## Task directions
Every line of the data below is to be written out again exactly.

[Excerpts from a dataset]
* * *

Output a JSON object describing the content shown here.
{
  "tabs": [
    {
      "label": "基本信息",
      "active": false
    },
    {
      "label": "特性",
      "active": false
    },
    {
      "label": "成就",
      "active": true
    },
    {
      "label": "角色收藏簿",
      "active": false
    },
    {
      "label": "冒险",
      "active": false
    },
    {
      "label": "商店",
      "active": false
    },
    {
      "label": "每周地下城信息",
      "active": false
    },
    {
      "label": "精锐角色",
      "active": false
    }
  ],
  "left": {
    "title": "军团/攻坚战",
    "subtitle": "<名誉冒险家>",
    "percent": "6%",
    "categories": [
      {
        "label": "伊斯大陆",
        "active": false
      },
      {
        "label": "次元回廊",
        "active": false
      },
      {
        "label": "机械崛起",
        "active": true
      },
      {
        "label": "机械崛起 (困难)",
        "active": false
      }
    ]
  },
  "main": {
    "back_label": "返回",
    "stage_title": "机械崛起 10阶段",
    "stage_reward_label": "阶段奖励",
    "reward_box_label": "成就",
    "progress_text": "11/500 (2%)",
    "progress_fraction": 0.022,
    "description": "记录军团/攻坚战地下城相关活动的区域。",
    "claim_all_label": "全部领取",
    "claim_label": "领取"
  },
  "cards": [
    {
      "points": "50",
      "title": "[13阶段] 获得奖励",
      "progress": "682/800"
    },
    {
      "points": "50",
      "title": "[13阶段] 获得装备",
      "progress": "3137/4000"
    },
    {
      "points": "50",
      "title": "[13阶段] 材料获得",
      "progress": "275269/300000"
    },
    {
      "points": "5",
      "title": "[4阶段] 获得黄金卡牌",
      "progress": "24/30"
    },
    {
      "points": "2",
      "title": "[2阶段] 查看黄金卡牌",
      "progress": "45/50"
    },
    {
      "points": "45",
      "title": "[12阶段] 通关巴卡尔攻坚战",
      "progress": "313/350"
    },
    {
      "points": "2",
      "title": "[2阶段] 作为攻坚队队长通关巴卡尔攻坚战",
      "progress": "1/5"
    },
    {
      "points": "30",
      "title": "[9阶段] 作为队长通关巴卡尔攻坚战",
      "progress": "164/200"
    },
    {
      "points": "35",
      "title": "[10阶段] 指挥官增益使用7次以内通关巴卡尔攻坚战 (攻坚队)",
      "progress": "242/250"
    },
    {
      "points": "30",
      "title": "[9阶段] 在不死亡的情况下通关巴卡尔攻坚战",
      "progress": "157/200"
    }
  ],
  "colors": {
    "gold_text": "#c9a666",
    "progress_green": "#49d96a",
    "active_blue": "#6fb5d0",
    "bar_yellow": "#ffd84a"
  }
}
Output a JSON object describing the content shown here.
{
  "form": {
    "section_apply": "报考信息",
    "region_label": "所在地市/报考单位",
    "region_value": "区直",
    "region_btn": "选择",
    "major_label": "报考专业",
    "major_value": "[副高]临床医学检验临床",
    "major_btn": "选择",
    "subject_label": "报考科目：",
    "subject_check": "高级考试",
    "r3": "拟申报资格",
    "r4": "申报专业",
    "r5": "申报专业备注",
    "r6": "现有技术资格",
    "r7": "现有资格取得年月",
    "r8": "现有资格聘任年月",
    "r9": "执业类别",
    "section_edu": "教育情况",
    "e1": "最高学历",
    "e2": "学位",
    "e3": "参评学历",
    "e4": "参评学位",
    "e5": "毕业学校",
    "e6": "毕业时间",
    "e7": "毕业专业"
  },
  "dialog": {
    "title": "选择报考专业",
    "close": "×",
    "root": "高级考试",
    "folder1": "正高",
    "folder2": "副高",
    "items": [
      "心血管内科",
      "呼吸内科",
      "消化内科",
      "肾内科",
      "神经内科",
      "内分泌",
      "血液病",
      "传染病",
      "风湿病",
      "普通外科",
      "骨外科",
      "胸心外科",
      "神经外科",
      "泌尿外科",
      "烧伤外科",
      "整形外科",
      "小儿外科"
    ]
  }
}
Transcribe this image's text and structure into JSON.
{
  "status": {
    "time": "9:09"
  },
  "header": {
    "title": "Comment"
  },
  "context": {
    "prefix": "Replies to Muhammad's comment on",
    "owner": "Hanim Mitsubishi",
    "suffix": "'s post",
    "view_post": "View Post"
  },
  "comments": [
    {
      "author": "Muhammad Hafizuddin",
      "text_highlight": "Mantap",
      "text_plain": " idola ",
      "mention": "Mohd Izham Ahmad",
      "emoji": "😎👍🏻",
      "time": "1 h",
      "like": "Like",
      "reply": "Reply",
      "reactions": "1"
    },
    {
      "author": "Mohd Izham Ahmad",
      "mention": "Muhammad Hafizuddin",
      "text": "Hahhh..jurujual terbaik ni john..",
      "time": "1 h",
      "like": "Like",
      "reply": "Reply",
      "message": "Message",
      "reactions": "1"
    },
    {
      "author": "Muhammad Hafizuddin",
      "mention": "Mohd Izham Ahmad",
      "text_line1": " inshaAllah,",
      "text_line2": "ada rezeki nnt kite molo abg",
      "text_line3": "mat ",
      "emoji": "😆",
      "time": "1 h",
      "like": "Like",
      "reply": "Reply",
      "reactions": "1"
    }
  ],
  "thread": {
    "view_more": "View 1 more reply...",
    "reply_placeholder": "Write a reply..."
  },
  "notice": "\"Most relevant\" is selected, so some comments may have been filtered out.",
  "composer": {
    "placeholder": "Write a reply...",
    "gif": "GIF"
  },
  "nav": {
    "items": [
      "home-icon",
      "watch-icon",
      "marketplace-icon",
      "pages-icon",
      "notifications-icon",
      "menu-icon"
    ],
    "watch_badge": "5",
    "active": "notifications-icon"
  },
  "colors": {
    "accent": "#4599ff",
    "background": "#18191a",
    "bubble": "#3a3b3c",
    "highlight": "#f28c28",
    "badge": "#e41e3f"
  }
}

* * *

## Exercise response
Output a JSON object describing the content shown here.
{
  "tabs": [
    {
      "label": "基本信息",
      "active": false
    },
    {
      "label": "特性",
      "active": false
    },
    {
      "label": "成就",
      "active": true
    },
    {
      "label": "角色收藏簿",
      "active": false
    },
    {
      "label": "冒险",
      "active": false
    },
    {
      "label": "商店",
      "active": false
    },
    {
      "label": "每周地下城信息",
      "active": false
    },
    {
      "label": "精锐角色",
      "active": false
    }
  ],
  "left": {
    "title": "军团/攻坚战",
    "subtitle": "<名誉冒险家>",
    "percent": "6%",
    "categories": [
      {
        "label": "伊斯大陆",
        "active": false
      },
      {
        "label": "次元回廊",
        "active": false
      },
      {
        "label": "机械崛起",
        "active": true
      },
      {
        "label": "机械崛起 (困难)",
        "active": false
      }
    ]
  },
  "main": {
    "back_label": "返回",
    "stage_title": "机械崛起 10阶段",
    "stage_reward_label": "阶段奖励",
    "reward_box_label": "成就",
    "progress_text": "11/500 (2%)",
    "progress_fraction": 0.022,
    "description": "记录军团/攻坚战地下城相关活动的区域。",
    "claim_all_label": "全部领取",
    "claim_label": "领取"
  },
  "cards": [
    {
      "points": "50",
      "title": "[13阶段] 获得奖励",
      "progress": "682/800"
    },
    {
      "points": "50",
      "title": "[13阶段] 获得装备",
      "progress": "3137/4000"
    },
    {
      "points": "50",
      "title": "[13阶段] 材料获得",
      "progress": "275269/300000"
    },
    {
      "points": "5",
      "title": "[4阶段] 获得黄金卡牌",
      "progress": "24/30"
    },
    {
      "points": "2",
      "title": "[2阶段] 查看黄金卡牌",
      "progress": "45/50"
    },
    {
      "points": "45",
      "title": "[12阶段] 通关巴卡尔攻坚战",
      "progress": "313/350"
    },
    {
      "points": "2",
      "title": "[2阶段] 作为攻坚队队长通关巴卡尔攻坚战",
      "progress": "1/5"
    },
    {
      "points": "30",
      "title": "[9阶段] 作为队长通关巴卡尔攻坚战",
      "progress": "164/200"
    },
    {
      "points": "35",
      "title": "[10阶段] 指挥官增益使用7次以内通关巴卡尔攻坚战 (攻坚队)",
      "progress": "242/250"
    },
    {
      "points": "30",
      "title": "[9阶段] 在不死亡的情况下通关巴卡尔攻坚战",
      "progress": "157/200"
    }
  ],
  "colors": {
    "gold_text": "#c9a666",
    "progress_green": "#49d96a",
    "active_blue": "#6fb5d0",
    "bar_yellow": "#ffd84a"
  }
}
Output a JSON object describing the content shown here.
{
  "form": {
    "section_apply": "报考信息",
    "region_label": "所在地市/报考单位",
    "region_value": "区直",
    "region_btn": "选择",
    "major_label": "报考专业",
    "major_value": "[副高]临床医学检验临床",
    "major_btn": "选择",
    "subject_label": "报考科目：",
    "subject_check": "高级考试",
    "r3": "拟申报资格",
    "r4": "申报专业",
    "r5": "申报专业备注",
    "r6": "现有技术资格",
    "r7": "现有资格取得年月",
    "r8": "现有资格聘任年月",
    "r9": "执业类别",
    "section_edu": "教育情况",
    "e1": "最高学历",
    "e2": "学位",
    "e3": "参评学历",
    "e4": "参评学位",
    "e5": "毕业学校",
    "e6": "毕业时间",
    "e7": "毕业专业"
  },
  "dialog": {
    "title": "选择报考专业",
    "close": "×",
    "root": "高级考试",
    "folder1": "正高",
    "folder2": "副高",
    "items": [
      "心血管内科",
      "呼吸内科",
      "消化内科",
      "肾内科",
      "神经内科",
      "内分泌",
      "血液病",
      "传染病",
      "风湿病",
      "普通外科",
      "骨外科",
      "胸心外科",
      "神经外科",
      "泌尿外科",
      "烧伤外科",
      "整形外科",
      "小儿外科"
    ]
  }
}
Transcribe this image's text and structure into JSON.
{
  "status": {
    "time": "9:09"
  },
  "header": {
    "title": "Comment"
  },
  "context": {
    "prefix": "Replies to Muhammad's comment on",
    "owner": "Hanim Mitsubishi",
    "suffix": "'s post",
    "view_post": "View Post"
  },
  "comments": [
    {
      "author": "Muhammad Hafizuddin",
      "text_highlight": "Mantap",
      "text_plain": " idola ",
      "mention": "Mohd Izham Ahmad",
      "emoji": "😎👍🏻",
      "time": "1 h",
      "like": "Like",
      "reply": "Reply",
      "reactions": "1"
    },
    {
      "author": "Mohd Izham Ahmad",
      "mention": "Muhammad Hafizuddin",
      "text": "Hahhh..jurujual terbaik ni john..",
      "time": "1 h",
      "like": "Like",
      "reply": "Reply",
      "message": "Message",
      "reactions": "1"
    },
    {
      "author": "Muhammad Hafizuddin",
      "mention": "Mohd Izham Ahmad",
      "text_line1": " inshaAllah,",
      "text_line2": "ada rezeki nnt kite molo abg",
      "text_line3": "mat ",
      "emoji": "😆",
      "time": "1 h",
      "like": "Like",
      "reply": "Reply",
      "reactions": "1"
    }
  ],
  "thread": {
    "view_more": "View 1 more reply...",
    "reply_placeholder": "Write a reply..."
  },
  "notice": "\"Most relevant\" is selected, so some comments may have been filtered out.",
  "composer": {
    "placeholder": "Write a reply...",
    "gif": "GIF"
  },
  "nav": {
    "items": [
      "home-icon",
      "watch-icon",
      "marketplace-icon",
      "pages-icon",
      "notifications-icon",
      "menu-icon"
    ],
    "watch_badge": "5",
    "active": "notifications-icon"
  },
  "colors": {
    "accent": "#4599ff",
    "background": "#18191a",
    "bubble": "#3a3b3c",
    "highlight": "#f28c28",
    "badge": "#e41e3f"
  }
}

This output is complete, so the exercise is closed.